▶ _ACTIVITY_:
Report all lines of the records that contain "skin".

**** EXTRACTED DATA ****

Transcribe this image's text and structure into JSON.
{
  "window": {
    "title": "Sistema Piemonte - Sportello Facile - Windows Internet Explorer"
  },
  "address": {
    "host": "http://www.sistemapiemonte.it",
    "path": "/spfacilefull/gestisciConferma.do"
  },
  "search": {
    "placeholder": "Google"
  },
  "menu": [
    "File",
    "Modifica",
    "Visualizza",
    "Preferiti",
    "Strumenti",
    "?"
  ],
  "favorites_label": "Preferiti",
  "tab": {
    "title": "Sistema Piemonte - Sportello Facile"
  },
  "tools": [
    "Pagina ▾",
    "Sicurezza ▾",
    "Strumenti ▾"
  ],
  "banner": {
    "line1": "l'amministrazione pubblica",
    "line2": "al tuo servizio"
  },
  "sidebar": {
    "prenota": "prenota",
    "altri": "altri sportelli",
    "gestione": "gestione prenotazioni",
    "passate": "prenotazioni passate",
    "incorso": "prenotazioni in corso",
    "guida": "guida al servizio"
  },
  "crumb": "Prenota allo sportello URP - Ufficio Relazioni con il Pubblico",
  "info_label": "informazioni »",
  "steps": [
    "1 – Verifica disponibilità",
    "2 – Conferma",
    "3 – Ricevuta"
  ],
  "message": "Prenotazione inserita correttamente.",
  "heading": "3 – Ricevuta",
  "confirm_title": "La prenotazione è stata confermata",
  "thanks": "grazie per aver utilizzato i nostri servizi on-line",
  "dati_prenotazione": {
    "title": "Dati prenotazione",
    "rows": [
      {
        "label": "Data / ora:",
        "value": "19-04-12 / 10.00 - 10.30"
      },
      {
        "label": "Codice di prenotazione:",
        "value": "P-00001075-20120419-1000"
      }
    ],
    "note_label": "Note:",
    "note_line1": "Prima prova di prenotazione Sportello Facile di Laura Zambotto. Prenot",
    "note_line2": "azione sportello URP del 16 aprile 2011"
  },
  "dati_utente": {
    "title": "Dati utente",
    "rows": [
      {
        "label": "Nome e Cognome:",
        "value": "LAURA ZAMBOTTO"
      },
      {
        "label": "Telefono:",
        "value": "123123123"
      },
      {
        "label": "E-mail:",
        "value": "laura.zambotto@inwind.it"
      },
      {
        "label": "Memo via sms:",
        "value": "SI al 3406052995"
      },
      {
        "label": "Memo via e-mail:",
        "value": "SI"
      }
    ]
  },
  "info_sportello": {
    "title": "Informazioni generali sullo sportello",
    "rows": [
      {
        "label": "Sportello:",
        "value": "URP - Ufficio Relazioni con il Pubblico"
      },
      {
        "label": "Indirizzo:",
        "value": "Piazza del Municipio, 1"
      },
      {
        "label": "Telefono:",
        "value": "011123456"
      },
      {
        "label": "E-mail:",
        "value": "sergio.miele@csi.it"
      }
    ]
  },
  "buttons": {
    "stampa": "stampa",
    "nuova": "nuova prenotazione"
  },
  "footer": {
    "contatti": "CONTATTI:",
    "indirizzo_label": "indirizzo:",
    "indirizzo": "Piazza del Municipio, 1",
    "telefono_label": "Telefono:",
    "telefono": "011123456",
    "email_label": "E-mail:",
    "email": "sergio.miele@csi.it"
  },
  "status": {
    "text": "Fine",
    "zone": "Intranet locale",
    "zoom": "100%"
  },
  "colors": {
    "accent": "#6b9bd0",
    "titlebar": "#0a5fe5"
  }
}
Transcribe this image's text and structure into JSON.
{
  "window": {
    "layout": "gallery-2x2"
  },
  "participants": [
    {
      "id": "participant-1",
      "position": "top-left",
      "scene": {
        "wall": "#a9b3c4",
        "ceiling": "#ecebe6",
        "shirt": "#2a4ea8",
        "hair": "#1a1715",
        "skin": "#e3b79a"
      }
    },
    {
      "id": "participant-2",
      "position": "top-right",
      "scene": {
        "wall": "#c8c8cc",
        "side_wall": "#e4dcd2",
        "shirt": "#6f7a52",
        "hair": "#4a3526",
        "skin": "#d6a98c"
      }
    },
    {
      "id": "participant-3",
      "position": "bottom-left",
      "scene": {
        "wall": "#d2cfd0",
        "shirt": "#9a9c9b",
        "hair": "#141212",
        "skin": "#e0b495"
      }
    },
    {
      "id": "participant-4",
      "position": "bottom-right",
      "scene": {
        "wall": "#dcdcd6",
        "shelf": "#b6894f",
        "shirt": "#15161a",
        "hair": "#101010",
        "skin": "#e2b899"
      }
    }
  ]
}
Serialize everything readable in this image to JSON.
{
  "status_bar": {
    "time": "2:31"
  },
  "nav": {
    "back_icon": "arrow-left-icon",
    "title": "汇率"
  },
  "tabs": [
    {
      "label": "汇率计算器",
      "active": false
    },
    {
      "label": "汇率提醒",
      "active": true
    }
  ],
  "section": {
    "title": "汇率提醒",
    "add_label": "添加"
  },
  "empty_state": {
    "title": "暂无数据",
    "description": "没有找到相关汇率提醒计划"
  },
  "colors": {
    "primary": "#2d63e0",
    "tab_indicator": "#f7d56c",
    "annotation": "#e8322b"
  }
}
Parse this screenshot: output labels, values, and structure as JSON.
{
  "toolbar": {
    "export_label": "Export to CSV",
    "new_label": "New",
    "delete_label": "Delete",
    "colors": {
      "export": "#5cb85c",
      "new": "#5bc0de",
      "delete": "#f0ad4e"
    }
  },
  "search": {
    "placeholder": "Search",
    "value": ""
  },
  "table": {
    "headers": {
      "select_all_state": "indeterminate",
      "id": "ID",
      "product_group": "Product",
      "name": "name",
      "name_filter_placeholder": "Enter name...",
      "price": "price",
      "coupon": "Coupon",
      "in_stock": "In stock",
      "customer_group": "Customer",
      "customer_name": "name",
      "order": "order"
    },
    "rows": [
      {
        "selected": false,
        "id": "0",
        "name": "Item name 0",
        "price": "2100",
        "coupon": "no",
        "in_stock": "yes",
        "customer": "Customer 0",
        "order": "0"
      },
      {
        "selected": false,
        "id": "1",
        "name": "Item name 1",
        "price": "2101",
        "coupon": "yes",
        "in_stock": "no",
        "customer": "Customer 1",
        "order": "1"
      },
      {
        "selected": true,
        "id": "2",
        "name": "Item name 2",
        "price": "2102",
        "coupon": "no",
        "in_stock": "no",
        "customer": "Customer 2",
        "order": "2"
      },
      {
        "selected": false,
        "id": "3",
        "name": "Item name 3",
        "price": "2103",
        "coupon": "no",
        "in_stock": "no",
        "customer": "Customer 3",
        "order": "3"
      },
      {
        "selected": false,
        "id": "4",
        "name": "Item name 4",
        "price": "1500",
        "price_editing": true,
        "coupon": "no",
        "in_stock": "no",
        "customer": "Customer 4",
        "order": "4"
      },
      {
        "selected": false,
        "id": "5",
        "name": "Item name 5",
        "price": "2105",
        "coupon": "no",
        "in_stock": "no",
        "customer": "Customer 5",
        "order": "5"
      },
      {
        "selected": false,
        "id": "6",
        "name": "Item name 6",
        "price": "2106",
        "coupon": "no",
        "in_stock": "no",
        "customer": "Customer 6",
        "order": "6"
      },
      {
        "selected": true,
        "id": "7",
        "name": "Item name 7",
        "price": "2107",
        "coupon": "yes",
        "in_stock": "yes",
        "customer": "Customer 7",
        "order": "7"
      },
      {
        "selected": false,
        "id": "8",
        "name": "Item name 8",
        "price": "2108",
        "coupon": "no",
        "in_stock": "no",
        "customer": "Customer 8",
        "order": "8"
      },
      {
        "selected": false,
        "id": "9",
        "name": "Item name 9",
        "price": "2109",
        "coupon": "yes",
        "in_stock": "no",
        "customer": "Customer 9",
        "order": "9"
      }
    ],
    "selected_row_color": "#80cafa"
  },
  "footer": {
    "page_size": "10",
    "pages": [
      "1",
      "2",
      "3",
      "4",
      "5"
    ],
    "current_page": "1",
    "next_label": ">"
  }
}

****

▶ _RESPONSE TO THE EXERCISE_:
        "skin": "#e3b79a"
        "skin": "#d6a98c"
        "skin": "#e0b495"
        "skin": "#e2b899"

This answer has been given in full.